Constructing a website is tricky enough without having to deal with any copyright infringement issues. Building a personal template, meticulously designing pages and loading them up to your server, and troubleshooting to ensure that everything’s working smoothly – the task can be quite daunting. Once you start dealing with legal issues, though, your entire effort could be for naught.
Images are a huge part of website design, whether we’re speaking about brand logos, header images, or any other types of images displayed on a website. More often than not, the images you use aren’t going to be your own; this means finding legal images that you can display.
So, which images are okay for you to use and which images should you stay away from?
To put it as simply as possible, you should always avoid any image that is not free to use. It is possible to find an image out there via a Google or Bing search that you can use, but unless it’s clearly stated that the image is free for public use, you should avoid it.
That’s the rule: Never use an image unless you know it’s free to use. And here are a few ways you can be sure to find free, legal images for your designs.
How to Find Free Images
1: Use a Photo Editor
Using a program like Photoshop or Gimp is a great way to mix and match and blend different images in order to create your own art. Although someone else’s image might be copyrighted, you can use portions of other artwork in order to craft original art. Besides, if you’re dealing with site design, it’s going to help a great deal if you know your way around photo editing software.
2: Take the Images Yourself
There’s a real sense of accomplishment in snapping your own photos and then editing them for logos or other website images. It’s a little time consuming, and not everyone is cut out to be a photographer, but today’s basic cell phone is capable of taking a crystal clear picture. You never know when you’ll strike gold on a whim.
3: Find Royalty Free Images
Royalty free images are available by the million online. You only have to check out a site like Creative Commons Search, Stock.XCHNG, or Public Domain Clip Art. There are dozens of different sites like these, each with a wide range of different images. You can take what you need and change it if you need to (see step 1).
4: Contact the Owner
You might run across an image that you really love via a site like PhotoBucket or Facebook. If it’s an image you feel strongly about, you could always contact the individual who owns the photo and ask if you can use it. You might get lucky and be able to use the image for free.
Free images are out there.
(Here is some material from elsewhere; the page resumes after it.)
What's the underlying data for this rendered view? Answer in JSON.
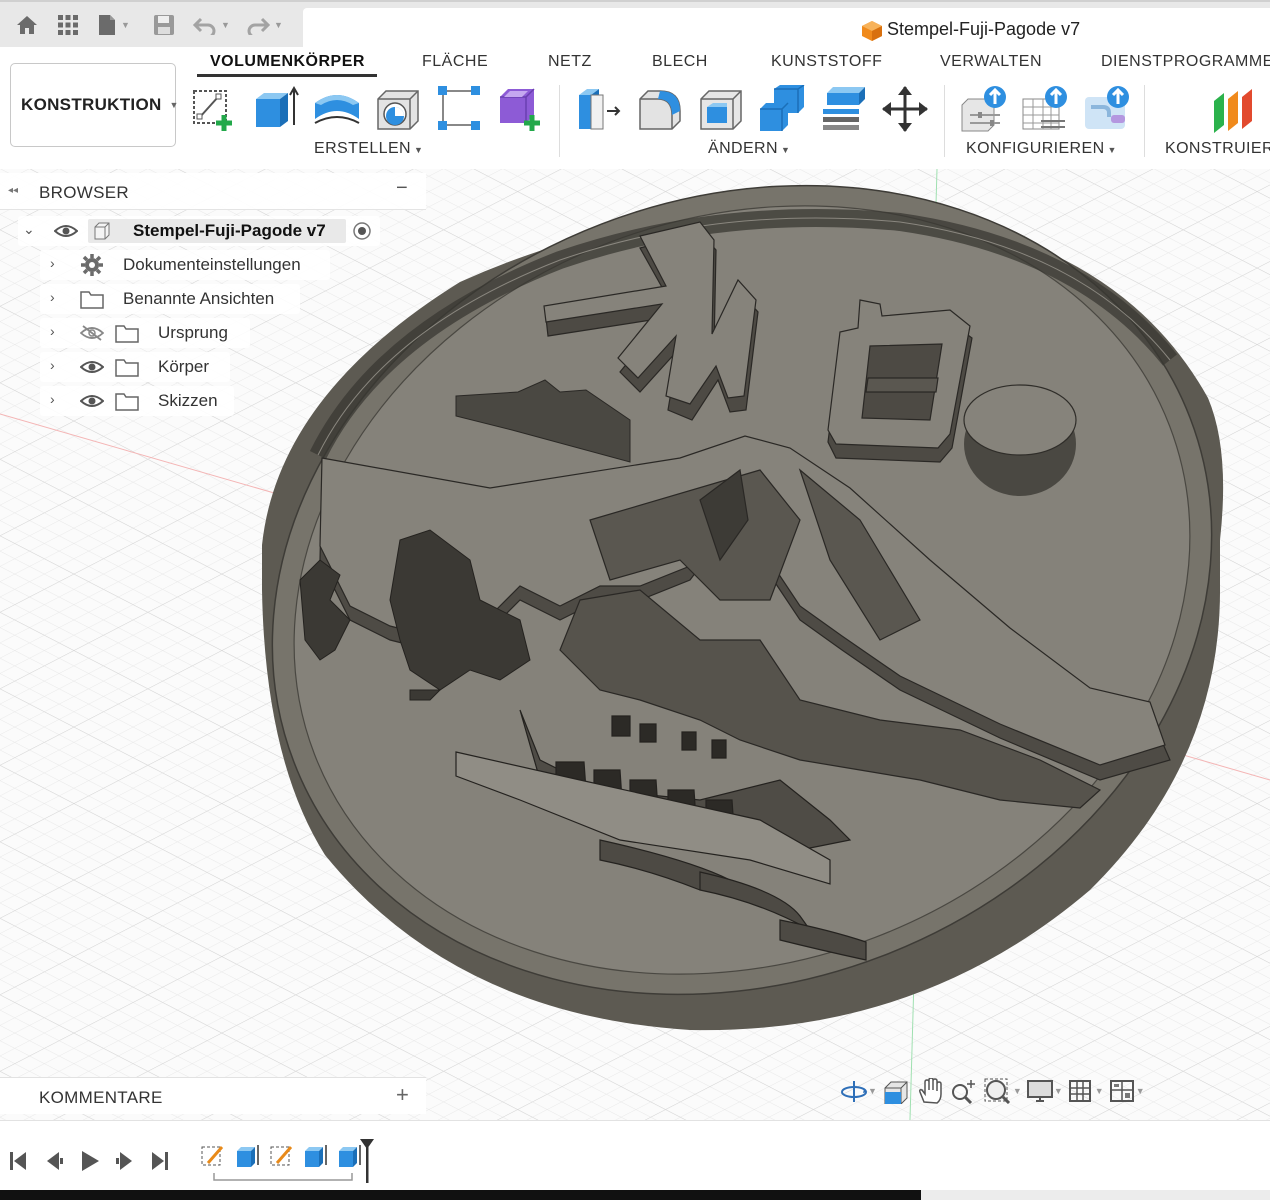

You should never have to pay for the use of an image or have to worry about the legal implications. As long as you think first before grabbing any old image online, you will do just fine.